Russian Defense Minister Sergei Shoigu said in Moscow that warships were targeting militant from the Islamic State of Iraq and Syria (ISIS), but there was no immediate indication as to if or where artillery from Russian vessels was already landing in Syria. Shoigu said the warships fired 26 missiles at ISIS targets from the Caspian Sea.

On the ground, however, the fighting appeared to have begun in earnest.

A Syrian military officer told CBS News' George Baghdadi the army had made "steady progress" in the northern provinces of Hama and Idlib in its first ground offensive carried out under the cover of Russian airstrikes.

"In the early morning, the ground operation started in the provinces of Hama and Idlib on different routes under heavy air raids from our Russian friends," the officer told CBS News on condition of anonymity.

The way the fighting was described online by activists and opposition groups also suggested it an organized offensive in the geographic triangle formed by Hama, Idlib and Latakia, the Mediterranean coastal city where Russian forces are based.

Jaish al-Fateh, a coalition of Islamic extremist opposition groups led by the al Qaeda affiliate in Syria, al-Nusra, said it was the most intense fighting with the Syrian army to date, but claimed to have taken an upper hand against the Syrian troops in northern Hama.

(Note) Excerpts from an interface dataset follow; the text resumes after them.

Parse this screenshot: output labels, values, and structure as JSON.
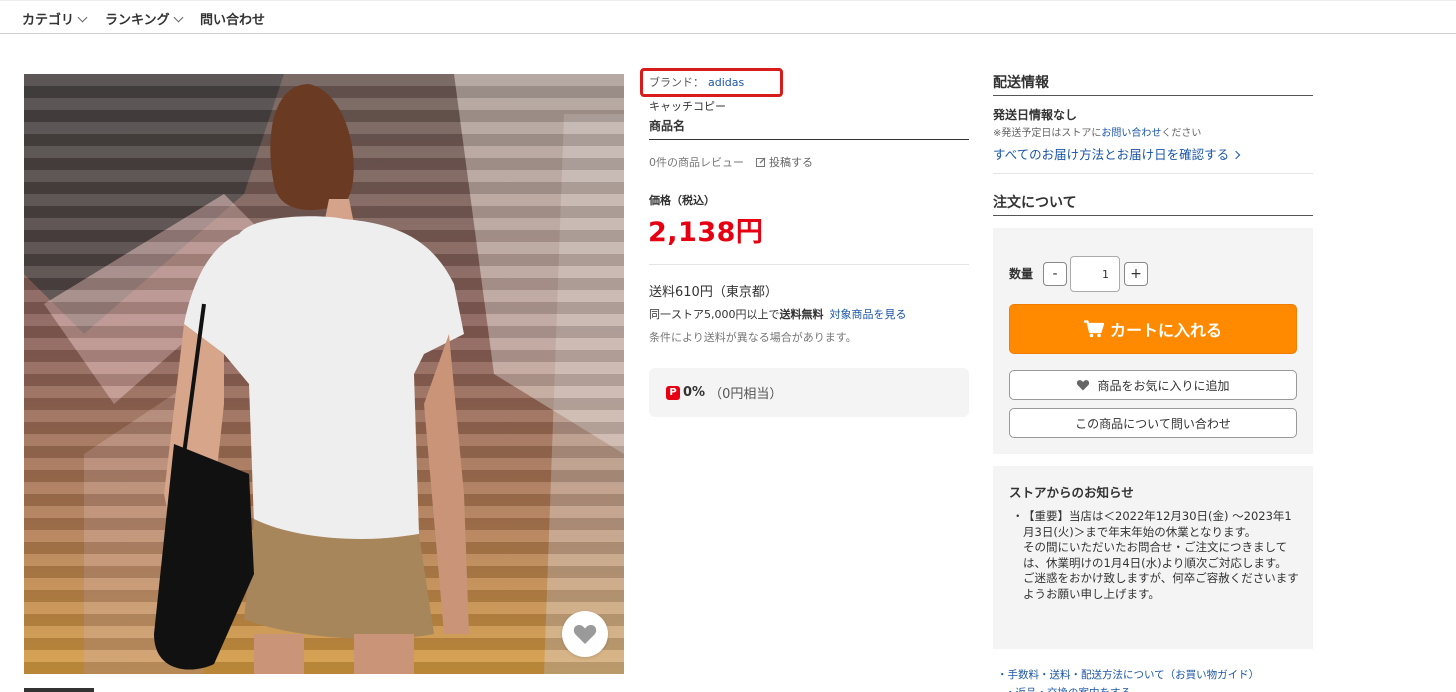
{
  "nav": {
    "items": [
      {
        "label": "カテゴリ",
        "has_dropdown": true
      },
      {
        "label": "ランキング",
        "has_dropdown": true
      },
      {
        "label": "問い合わせ",
        "has_dropdown": false
      }
    ]
  },
  "product": {
    "image_alt": "Woman in white t-shirt and khaki shorts with black drawstring bag in front of a painted shutter",
    "brand_label": "ブランド：",
    "brand_name": "adidas",
    "catch_copy": "キャッチコピー",
    "name": "商品名",
    "review_count": "0件の商品レビュー",
    "post_review": "投稿する",
    "price_label": "価格（税込）",
    "price": "2,138円",
    "shipping_fee": "送料610円（東京都）",
    "free_shipping_prefix": "同一ストア5,000円以上で",
    "free_shipping_bold": "送料無料",
    "free_shipping_link": "対象商品を見る",
    "shipping_condition": "条件により送料が異なる場合があります。",
    "points_percent": "0%",
    "points_equiv": "（0円相当）"
  },
  "delivery": {
    "title": "配送情報",
    "ship_date": "発送日情報なし",
    "note_prefix": "※発送予定日はストアに",
    "note_link": "お問い合わせ",
    "note_suffix": "ください",
    "all_methods_link": "すべてのお届け方法とお届け日を確認する"
  },
  "order": {
    "title": "注文について",
    "qty_label": "数量",
    "qty_minus": "-",
    "qty_value": "1",
    "qty_plus": "+",
    "cart_button": "カートに入れる",
    "favorite_button": "商品をお気に入りに追加",
    "inquiry_button": "この商品について問い合わせ"
  },
  "notice": {
    "title": "ストアからのお知らせ",
    "bullet": "・",
    "line1": "【重要】当店は＜2022年12月30日(金) ～2023年1月3日(火)＞まで年末年始の休業となります。",
    "line2": "その間にいただいたお問合せ・ご注文につきましては、休業明けの1月4日(水)より順次ご対応します。",
    "line3": "ご迷惑をおかけ致しますが、何卒ご容赦くださいますようお願い申し上げます。"
  },
  "footer_links": {
    "guide": "・手数料・送料・配送方法について（お買い物ガイド）",
    "next": "・返品・交換の案内をする"
  },
  "colors": {
    "price_red": "#e60012",
    "link_blue": "#1a56a8",
    "cart_orange": "#ff8a00",
    "highlight_red": "#d81b1b"
  }
}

Russian airstrikes have pounded Syria for a week. Russia joined the more-than-four-year war saying it would target ISIS, but CBS News correspondent Holly Williams says many of the locations Moscow says it has hit are not in ISIS-controlled areas.

ISIS has little to no presence in Idlib, nor in the areas of Hama that have been targeted to date by the Russian airstrikes or the apparent Syrian ground offensive.

The U.S. says what Moscow is really doing with its warplanes and helicopter gunships is propping up the Syrian regime by attacking its opponents, including some groups linked to al Qaeda, but also moderate rebels who are supported by America.

A Syrian monitoring group says Russian airstrikes are killing dozens of civilians. As if to refute that claim, Russia released drone video which it says shows the military carefully tracking -- but not targeting -- ISIS vehicles as they drive through a civilian area and park beside a mosque.

Russian media also broadcast video showing a commander in an operations nerve-center pointing out on a monitor what he claimed were two accurate hits on ISIS ammunition depots.

Meanwhile, Turkey, Syria's neighbor and a NATO member and key U.S. ally, says Russian warplanes have twice violated its airspace.

NATO chief Jens Stoltenberg called on Russia to avoid escalating tensions.

"This is exactly what we were afraid of, that incidents, accidents may create dangerous situations," he said of the apparent airspace violations, which the U.S. says did not appear to be accidental as the Russians claim.